What are safety inspections?

  • A nominated person should be responsible for ensuring that a full schedule of inspections takes place on all passenger vehicles that you operate.  The operator of a vehicle has a legal duty of care to ensure that vehicles they operate are safe and do not pose a danger to anyone.

    Safety inspections are similar to an MOT and check the road safety items of the vehicle, they should be carried out by a competent person who is able to sign the inspection document to state that in their professional opinion the vehicle will remain safe and legal until the next scheduled safety inspection.

    A person undertaking safety inspections must be technically competent and operationally aware of the safety standards that apply to the vehicles they examine.  They should have been trained in the techniques of vehicle examination, diagnosis and reporting, and possess a sound working knowledge of the relevant inspection manuals produced by the Driver and Vehicle Standards Agency (DVSA) in Great Britain and the Driver and Vehicle Agency (DVA) in Northern Ireland.  A Safety inspector could prove technical competence by solely time served experience; however with modern vehicle systems and working practices it is strongly recommended that inspectors obtain relevant technical qualifications and achieve an automotive technical accreditation or meet a recognised quality standard for the vehicles they inspect.

    A safety inspector should not be expected to carry out repair or servicing work during the course of the safety check.

    In Northern Ireland a safety inspection must also include a brake test.
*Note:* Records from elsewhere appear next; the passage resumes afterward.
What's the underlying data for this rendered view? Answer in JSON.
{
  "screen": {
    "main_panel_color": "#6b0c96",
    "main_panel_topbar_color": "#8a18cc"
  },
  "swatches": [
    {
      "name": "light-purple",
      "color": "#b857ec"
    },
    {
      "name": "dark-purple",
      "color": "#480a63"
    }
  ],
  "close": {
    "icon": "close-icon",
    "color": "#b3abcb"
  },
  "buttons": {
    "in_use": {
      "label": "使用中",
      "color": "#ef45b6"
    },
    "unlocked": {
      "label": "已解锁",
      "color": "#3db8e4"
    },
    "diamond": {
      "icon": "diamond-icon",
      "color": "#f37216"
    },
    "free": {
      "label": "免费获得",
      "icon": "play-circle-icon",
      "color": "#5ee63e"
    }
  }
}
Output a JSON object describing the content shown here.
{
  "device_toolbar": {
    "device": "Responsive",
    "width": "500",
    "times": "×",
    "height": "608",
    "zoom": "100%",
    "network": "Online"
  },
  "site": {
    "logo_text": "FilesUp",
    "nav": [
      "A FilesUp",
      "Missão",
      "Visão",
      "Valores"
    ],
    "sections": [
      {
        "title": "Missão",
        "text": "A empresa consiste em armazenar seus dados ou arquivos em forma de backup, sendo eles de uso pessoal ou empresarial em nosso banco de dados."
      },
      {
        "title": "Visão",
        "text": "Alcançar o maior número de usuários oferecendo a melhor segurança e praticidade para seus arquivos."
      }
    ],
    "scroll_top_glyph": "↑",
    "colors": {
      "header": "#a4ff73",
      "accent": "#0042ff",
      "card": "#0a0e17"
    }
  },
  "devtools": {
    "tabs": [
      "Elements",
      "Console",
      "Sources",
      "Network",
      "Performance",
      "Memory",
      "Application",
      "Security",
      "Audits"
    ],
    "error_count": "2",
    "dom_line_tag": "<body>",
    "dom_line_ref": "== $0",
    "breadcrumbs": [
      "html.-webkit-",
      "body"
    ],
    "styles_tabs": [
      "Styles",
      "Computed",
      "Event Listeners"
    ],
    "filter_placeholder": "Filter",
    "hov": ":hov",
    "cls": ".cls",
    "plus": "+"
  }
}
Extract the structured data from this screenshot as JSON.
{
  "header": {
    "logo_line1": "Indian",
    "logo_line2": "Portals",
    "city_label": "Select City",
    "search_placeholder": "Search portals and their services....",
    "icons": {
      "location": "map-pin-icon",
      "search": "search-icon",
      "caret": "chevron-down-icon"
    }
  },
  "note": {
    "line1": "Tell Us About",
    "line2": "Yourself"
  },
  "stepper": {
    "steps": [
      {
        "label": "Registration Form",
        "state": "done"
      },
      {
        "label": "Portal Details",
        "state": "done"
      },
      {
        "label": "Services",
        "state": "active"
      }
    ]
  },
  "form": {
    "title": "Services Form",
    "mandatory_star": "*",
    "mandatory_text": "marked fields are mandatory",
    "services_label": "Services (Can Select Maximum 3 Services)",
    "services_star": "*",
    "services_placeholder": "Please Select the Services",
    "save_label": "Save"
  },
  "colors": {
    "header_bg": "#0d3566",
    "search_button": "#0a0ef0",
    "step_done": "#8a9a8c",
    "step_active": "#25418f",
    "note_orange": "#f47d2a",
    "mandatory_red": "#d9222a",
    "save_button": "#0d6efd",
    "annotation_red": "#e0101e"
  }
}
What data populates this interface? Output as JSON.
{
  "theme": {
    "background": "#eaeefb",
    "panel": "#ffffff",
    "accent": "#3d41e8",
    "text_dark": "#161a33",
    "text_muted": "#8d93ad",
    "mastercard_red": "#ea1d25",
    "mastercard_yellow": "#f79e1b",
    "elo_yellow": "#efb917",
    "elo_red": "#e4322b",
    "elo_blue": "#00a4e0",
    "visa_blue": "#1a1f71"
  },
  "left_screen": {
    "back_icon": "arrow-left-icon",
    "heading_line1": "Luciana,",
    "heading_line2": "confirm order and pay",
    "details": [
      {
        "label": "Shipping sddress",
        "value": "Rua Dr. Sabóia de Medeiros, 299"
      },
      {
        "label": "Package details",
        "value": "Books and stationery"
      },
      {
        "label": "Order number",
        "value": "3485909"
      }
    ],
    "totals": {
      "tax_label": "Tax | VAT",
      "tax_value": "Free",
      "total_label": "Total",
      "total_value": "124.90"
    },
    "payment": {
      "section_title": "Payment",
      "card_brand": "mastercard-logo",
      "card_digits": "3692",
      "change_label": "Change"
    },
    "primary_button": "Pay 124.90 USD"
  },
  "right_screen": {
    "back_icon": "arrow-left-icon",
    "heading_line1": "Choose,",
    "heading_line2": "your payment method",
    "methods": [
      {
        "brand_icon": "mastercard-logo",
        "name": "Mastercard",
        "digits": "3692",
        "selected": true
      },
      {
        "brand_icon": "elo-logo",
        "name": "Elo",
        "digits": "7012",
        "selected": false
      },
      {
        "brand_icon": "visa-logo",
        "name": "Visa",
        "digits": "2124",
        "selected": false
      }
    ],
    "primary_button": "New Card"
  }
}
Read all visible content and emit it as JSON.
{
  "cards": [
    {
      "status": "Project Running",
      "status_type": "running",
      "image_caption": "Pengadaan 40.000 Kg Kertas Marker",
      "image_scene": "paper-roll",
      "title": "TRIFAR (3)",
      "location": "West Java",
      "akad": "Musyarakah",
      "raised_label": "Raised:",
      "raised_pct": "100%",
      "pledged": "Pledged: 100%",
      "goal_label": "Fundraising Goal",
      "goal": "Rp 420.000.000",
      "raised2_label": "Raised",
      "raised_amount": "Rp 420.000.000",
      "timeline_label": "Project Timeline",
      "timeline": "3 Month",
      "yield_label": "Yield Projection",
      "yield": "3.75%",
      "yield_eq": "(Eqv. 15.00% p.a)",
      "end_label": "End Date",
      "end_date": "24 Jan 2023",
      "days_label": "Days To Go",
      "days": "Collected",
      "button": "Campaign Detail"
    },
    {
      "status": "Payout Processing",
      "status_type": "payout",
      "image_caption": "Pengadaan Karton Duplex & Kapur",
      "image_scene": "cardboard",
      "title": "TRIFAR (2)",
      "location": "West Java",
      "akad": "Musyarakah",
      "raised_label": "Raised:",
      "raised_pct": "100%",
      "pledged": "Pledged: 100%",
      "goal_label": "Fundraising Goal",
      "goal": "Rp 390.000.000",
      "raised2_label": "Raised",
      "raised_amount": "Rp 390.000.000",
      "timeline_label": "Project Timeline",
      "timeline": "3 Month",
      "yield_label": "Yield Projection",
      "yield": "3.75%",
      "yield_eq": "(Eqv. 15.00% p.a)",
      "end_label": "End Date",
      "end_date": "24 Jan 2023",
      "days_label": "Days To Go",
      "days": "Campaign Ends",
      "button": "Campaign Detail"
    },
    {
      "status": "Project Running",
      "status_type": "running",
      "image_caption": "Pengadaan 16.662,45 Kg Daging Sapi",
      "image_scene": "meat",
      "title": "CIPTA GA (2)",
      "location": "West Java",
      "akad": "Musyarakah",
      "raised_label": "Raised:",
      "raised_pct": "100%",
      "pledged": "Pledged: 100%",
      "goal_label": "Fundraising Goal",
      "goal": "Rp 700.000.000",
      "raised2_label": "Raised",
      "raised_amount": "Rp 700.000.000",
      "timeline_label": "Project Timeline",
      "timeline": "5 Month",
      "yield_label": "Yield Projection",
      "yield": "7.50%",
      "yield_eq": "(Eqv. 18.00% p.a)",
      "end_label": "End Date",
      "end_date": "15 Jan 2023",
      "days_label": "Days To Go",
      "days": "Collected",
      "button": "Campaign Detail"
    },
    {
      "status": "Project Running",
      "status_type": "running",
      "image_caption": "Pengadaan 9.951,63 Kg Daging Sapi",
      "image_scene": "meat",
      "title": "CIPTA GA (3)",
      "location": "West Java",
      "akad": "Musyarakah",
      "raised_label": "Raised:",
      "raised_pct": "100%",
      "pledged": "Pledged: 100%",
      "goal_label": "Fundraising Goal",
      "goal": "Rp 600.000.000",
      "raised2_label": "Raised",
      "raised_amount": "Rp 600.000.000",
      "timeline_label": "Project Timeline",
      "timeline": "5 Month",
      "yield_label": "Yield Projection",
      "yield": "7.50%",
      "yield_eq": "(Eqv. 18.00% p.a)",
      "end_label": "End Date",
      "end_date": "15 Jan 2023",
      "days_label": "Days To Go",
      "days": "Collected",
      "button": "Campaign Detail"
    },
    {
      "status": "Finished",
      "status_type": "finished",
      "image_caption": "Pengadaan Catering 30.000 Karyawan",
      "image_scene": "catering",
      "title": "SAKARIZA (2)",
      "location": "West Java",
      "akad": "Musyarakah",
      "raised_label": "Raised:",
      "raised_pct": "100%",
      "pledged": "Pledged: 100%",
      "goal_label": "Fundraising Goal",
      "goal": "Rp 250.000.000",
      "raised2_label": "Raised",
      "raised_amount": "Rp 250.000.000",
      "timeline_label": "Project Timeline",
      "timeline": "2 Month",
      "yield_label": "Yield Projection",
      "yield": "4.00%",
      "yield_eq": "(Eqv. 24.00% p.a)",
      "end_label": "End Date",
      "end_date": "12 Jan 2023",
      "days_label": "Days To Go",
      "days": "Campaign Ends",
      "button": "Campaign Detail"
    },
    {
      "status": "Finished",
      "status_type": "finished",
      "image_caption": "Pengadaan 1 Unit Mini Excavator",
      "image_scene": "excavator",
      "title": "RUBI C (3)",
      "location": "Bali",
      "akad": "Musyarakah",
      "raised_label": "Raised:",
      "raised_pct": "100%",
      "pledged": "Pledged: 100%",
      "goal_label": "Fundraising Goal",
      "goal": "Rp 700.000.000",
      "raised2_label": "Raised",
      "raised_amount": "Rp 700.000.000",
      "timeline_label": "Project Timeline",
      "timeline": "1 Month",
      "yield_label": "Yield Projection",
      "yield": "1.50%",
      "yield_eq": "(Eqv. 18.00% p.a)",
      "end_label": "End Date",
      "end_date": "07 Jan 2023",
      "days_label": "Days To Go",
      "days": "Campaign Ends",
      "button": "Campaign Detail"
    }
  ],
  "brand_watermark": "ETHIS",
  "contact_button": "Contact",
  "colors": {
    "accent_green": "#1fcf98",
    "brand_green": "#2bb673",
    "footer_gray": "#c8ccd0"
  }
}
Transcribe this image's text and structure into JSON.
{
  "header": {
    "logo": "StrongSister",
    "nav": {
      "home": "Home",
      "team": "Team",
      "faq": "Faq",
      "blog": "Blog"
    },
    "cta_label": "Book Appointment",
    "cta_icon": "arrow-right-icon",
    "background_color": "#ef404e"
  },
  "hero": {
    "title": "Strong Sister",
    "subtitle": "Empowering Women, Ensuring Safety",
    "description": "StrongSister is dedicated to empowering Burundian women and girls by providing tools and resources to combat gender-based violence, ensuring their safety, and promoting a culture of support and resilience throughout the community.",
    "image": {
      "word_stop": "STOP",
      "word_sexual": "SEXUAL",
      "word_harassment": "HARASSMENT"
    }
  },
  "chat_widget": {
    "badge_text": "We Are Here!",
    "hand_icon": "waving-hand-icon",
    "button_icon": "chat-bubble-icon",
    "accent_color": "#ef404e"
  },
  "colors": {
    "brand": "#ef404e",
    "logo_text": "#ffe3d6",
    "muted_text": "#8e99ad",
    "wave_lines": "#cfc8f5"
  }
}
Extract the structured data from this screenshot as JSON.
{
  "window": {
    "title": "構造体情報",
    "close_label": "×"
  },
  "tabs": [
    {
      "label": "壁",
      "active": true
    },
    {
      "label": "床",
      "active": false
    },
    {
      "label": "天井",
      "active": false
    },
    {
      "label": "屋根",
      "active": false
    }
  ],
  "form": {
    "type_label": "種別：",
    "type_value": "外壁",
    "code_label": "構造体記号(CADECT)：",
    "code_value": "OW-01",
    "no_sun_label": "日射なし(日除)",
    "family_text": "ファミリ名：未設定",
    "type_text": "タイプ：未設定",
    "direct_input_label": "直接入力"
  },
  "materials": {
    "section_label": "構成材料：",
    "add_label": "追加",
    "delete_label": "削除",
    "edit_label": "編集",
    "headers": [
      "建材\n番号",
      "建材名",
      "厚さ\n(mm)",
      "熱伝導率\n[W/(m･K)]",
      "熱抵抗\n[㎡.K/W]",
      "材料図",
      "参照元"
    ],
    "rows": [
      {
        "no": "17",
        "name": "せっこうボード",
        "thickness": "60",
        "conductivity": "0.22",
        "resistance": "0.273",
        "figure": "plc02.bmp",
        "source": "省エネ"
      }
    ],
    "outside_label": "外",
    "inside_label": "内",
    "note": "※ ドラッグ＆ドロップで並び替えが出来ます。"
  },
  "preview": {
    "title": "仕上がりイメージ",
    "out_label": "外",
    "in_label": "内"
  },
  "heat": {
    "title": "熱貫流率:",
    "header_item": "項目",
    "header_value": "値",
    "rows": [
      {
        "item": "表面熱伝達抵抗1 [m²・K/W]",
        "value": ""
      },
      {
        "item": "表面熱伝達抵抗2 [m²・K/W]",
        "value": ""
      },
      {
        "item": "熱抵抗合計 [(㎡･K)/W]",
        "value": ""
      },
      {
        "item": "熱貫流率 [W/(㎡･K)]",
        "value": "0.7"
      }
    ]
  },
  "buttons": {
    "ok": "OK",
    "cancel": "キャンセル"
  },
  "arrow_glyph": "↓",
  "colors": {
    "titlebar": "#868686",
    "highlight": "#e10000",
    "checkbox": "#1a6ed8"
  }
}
    Safety inspections should be carried out with a maximum interval between inspections of 10 weeks.  Vehicles that are 12 years old or older should be being safety inspected every 6 weeks.